┏━━

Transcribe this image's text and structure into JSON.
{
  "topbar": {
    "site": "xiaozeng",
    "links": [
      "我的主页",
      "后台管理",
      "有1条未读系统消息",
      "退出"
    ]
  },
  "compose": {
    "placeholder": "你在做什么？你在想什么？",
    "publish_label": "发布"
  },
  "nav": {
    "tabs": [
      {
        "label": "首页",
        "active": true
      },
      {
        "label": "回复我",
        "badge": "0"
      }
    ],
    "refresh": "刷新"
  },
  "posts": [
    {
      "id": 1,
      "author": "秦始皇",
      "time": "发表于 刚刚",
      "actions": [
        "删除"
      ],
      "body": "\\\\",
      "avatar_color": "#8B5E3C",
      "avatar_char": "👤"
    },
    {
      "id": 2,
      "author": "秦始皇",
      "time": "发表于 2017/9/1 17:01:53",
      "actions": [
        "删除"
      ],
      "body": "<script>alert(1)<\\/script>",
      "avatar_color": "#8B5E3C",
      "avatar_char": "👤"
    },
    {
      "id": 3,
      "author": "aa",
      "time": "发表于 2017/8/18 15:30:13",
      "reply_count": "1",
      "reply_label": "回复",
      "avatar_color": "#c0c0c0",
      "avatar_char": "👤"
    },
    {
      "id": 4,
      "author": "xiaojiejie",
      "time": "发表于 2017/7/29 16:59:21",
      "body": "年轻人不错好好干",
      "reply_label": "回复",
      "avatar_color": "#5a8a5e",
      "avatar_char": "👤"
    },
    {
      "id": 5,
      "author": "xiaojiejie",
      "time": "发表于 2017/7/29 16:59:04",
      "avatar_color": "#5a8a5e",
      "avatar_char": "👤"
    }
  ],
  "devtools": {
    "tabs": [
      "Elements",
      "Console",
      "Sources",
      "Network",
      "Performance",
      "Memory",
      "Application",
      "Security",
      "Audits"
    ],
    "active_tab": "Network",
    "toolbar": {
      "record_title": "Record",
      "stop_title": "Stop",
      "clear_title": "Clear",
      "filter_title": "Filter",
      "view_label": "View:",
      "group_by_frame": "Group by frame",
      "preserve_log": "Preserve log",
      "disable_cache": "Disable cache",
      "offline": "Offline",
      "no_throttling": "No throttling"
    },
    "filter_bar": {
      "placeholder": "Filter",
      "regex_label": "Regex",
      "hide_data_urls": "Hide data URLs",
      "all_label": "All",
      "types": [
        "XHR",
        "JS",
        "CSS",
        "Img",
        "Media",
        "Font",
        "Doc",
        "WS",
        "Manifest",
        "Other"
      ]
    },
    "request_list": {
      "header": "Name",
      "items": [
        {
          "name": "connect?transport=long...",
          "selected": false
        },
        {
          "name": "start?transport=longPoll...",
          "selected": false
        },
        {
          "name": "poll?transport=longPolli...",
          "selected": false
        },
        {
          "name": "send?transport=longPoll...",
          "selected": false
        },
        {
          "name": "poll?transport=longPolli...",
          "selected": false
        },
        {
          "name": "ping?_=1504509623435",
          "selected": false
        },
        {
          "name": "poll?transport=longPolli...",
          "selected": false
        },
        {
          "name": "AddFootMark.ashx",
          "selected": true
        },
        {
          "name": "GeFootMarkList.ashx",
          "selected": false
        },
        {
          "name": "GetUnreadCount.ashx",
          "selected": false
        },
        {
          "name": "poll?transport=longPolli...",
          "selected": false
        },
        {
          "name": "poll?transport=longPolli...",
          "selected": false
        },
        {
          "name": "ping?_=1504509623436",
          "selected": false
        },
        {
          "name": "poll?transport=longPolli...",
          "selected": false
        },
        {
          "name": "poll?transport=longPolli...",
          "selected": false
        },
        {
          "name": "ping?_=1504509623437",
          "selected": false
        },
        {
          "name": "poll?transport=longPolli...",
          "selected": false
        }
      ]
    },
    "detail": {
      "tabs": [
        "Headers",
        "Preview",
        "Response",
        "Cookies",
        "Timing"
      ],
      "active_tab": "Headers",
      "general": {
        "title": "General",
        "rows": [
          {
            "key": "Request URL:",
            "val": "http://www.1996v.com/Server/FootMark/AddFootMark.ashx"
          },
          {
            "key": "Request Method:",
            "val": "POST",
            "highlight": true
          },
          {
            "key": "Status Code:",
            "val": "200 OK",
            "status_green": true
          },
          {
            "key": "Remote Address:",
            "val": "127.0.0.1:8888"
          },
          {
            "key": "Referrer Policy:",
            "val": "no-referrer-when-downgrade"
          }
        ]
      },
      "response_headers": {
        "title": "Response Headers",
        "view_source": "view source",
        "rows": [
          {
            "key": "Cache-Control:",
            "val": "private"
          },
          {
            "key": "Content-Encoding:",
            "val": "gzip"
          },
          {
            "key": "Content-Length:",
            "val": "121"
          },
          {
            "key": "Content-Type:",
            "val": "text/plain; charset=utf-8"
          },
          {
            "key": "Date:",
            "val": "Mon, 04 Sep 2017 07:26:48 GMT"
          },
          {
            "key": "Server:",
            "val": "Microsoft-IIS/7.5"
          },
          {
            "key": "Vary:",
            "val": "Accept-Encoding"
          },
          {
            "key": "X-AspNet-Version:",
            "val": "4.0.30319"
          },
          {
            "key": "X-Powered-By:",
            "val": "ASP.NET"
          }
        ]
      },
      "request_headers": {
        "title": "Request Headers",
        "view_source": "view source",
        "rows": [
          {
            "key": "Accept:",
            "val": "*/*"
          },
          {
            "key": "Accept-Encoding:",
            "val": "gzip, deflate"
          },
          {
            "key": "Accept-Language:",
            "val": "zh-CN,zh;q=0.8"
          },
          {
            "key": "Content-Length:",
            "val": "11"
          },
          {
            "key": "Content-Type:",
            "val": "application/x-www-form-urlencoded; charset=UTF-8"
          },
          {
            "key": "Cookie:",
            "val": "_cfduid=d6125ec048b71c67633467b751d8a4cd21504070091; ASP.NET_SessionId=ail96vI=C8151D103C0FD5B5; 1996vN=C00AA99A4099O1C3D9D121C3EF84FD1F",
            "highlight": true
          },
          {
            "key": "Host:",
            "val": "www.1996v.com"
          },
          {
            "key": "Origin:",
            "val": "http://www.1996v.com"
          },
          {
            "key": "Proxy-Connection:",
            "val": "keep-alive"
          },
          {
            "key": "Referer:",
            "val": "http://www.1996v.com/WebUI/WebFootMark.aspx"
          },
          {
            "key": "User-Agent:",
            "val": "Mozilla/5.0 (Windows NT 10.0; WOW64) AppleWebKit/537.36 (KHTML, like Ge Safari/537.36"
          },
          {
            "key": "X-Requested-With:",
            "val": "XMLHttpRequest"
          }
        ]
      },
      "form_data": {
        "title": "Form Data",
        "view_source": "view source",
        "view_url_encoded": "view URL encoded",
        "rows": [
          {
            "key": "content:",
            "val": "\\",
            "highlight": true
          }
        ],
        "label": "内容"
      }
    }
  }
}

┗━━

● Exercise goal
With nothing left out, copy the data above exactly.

● Task response
Transcribe this image's text and structure into JSON.
{
  "topbar": {
    "site": "xiaozeng",
    "links": [
      "我的主页",
      "后台管理",
      "有1条未读系统消息",
      "退出"
    ]
  },
  "compose": {
    "placeholder": "你在做什么？你在想什么？",
    "publish_label": "发布"
  },
  "nav": {
    "tabs": [
      {
        "label": "首页",
        "active": true
      },
      {
        "label": "回复我",
        "badge": "0"
      }
    ],
    "refresh": "刷新"
  },
  "posts": [
    {
      "id": 1,
      "author": "秦始皇",
      "time": "发表于 刚刚",
      "actions": [
        "删除"
      ],
      "body": "\\\\",
      "avatar_color": "#8B5E3C",
      "avatar_char": "👤"
    },
    {
      "id": 2,
      "author": "秦始皇",
      "time": "发表于 2017/9/1 17:01:53",
      "actions": [
        "删除"
      ],
      "body": "<script>alert(1)<\\/script>",
      "avatar_color": "#8B5E3C",
      "avatar_char": "👤"
    },
    {
      "id": 3,
      "author": "aa",
      "time": "发表于 2017/8/18 15:30:13",
      "reply_count": "1",
      "reply_label": "回复",
      "avatar_color": "#c0c0c0",
      "avatar_char": "👤"
    },
    {
      "id": 4,
      "author": "xiaojiejie",
      "time": "发表于 2017/7/29 16:59:21",
      "body": "年轻人不错好好干",
      "reply_label": "回复",
      "avatar_color": "#5a8a5e",
      "avatar_char": "👤"
    },
    {
      "id": 5,
      "author": "xiaojiejie",
      "time": "发表于 2017/7/29 16:59:04",
      "avatar_color": "#5a8a5e",
      "avatar_char": "👤"
    }
  ],
  "devtools": {
    "tabs": [
      "Elements",
      "Console",
      "Sources",
      "Network",
      "Performance",
      "Memory",
      "Application",
      "Security",
      "Audits"
    ],
    "active_tab": "Network",
    "toolbar": {
      "record_title": "Record",
      "stop_title": "Stop",
      "clear_title": "Clear",
      "filter_title": "Filter",
      "view_label": "View:",
      "group_by_frame": "Group by frame",
      "preserve_log": "Preserve log",
      "disable_cache": "Disable cache",
      "offline": "Offline",
      "no_throttling": "No throttling"
    },
    "filter_bar": {
      "placeholder": "Filter",
      "regex_label": "Regex",
      "hide_data_urls": "Hide data URLs",
      "all_label": "All",
      "types": [
        "XHR",
        "JS",
        "CSS",
        "Img",
        "Media",
        "Font",
        "Doc",
        "WS",
        "Manifest",
        "Other"
      ]
    },
    "request_list": {
      "header": "Name",
      "items": [
        {
          "name": "connect?transport=long...",
          "selected": false
        },
        {
          "name": "start?transport=longPoll...",
          "selected": false
        },
        {
          "name": "poll?transport=longPolli...",
          "selected": false
        },
        {
          "name": "send?transport=longPoll...",
          "selected": false
        },
        {
          "name": "poll?transport=longPolli...",
          "selected": false
        },
        {
          "name": "ping?_=1504509623435",
          "selected": false
        },
        {
          "name": "poll?transport=longPolli...",
          "selected": false
        },
        {
          "name": "AddFootMark.ashx",
          "selected": true
        },
        {
          "name": "GeFootMarkList.ashx",
          "selected": false
        },
        {
          "name": "GetUnreadCount.ashx",
          "selected": false
        },
        {
          "name": "poll?transport=longPolli...",
          "selected": false
        },
        {
          "name": "poll?transport=longPolli...",
          "selected": false
        },
        {
          "name": "ping?_=1504509623436",
          "selected": false
        },
        {
          "name": "poll?transport=longPolli...",
          "selected": false
        },
        {
          "name": "poll?transport=longPolli...",
          "selected": false
        },
        {
          "name": "ping?_=1504509623437",
          "selected": false
        },
        {
          "name": "poll?transport=longPolli...",
          "selected": false
        }
      ]
    },
    "detail": {
      "tabs": [
        "Headers",
        "Preview",
        "Response",
        "Cookies",
        "Timing"
      ],
      "active_tab": "Headers",
      "general": {
        "title": "General",
        "rows": [
          {
            "key": "Request URL:",
            "val": "http://www.1996v.com/Server/FootMark/AddFootMark.ashx"
          },
          {
            "key": "Request Method:",
            "val": "POST",
            "highlight": true
          },
          {
            "key": "Status Code:",
            "val": "200 OK",
            "status_green": true
          },
          {
            "key": "Remote Address:",
            "val": "127.0.0.1:8888"
          },
          {
            "key": "Referrer Policy:",
            "val": "no-referrer-when-downgrade"
          }
        ]
      },
      "response_headers": {
        "title": "Response Headers",
        "view_source": "view source",
        "rows": [
          {
            "key": "Cache-Control:",
            "val": "private"
          },
          {
            "key": "Content-Encoding:",
            "val": "gzip"
          },
          {
            "key": "Content-Length:",
            "val": "121"
          },
          {
            "key": "Content-Type:",
            "val": "text/plain; charset=utf-8"
          },
          {
            "key": "Date:",
            "val": "Mon, 04 Sep 2017 07:26:48 GMT"
          },
          {
            "key": "Server:",
            "val": "Microsoft-IIS/7.5"
          },
          {
            "key": "Vary:",
            "val": "Accept-Encoding"
          },
          {
            "key": "X-AspNet-Version:",
            "val": "4.0.30319"
          },
          {
            "key": "X-Powered-By:",
            "val": "ASP.NET"
          }
        ]
      },
      "request_headers": {
        "title": "Request Headers",
        "view_source": "view source",
        "rows": [
          {
            "key": "Accept:",
            "val": "*/*"
          },
          {
            "key": "Accept-Encoding:",
            "val": "gzip, deflate"
          },
          {
            "key": "Accept-Language:",
            "val": "zh-CN,zh;q=0.8"
          },
          {
            "key": "Content-Length:",
            "val": "11"
          },
          {
            "key": "Content-Type:",
            "val": "application/x-www-form-urlencoded; charset=UTF-8"
          },
          {
            "key": "Cookie:",
            "val": "_cfduid=d6125ec048b71c67633467b751d8a4cd21504070091; ASP.NET_SessionId=ail96vI=C8151D103C0FD5B5; 1996vN=C00AA99A4099O1C3D9D121C3EF84FD1F",
            "highlight": true
          },
          {
            "key": "Host:",
            "val": "www.1996v.com"
          },
          {
            "key": "Origin:",
            "val": "http://www.1996v.com"
          },
          {
            "key": "Proxy-Connection:",
            "val": "keep-alive"
          },
          {
            "key": "Referer:",
            "val": "http://www.1996v.com/WebUI/WebFootMark.aspx"
          },
          {
            "key": "User-Agent:",
            "val": "Mozilla/5.0 (Windows NT 10.0; WOW64) AppleWebKit/537.36 (KHTML, like Ge Safari/537.36"
          },
          {
            "key": "X-Requested-With:",
            "val": "XMLHttpRequest"
          }
        ]
      },
      "form_data": {
        "title": "Form Data",
        "view_source": "view source",
        "view_url_encoded": "view URL encoded",
        "rows": [
          {
            "key": "content:",
            "val": "\\",
            "highlight": true
          }
        ],
        "label": "内容"
      }
    }
  }
}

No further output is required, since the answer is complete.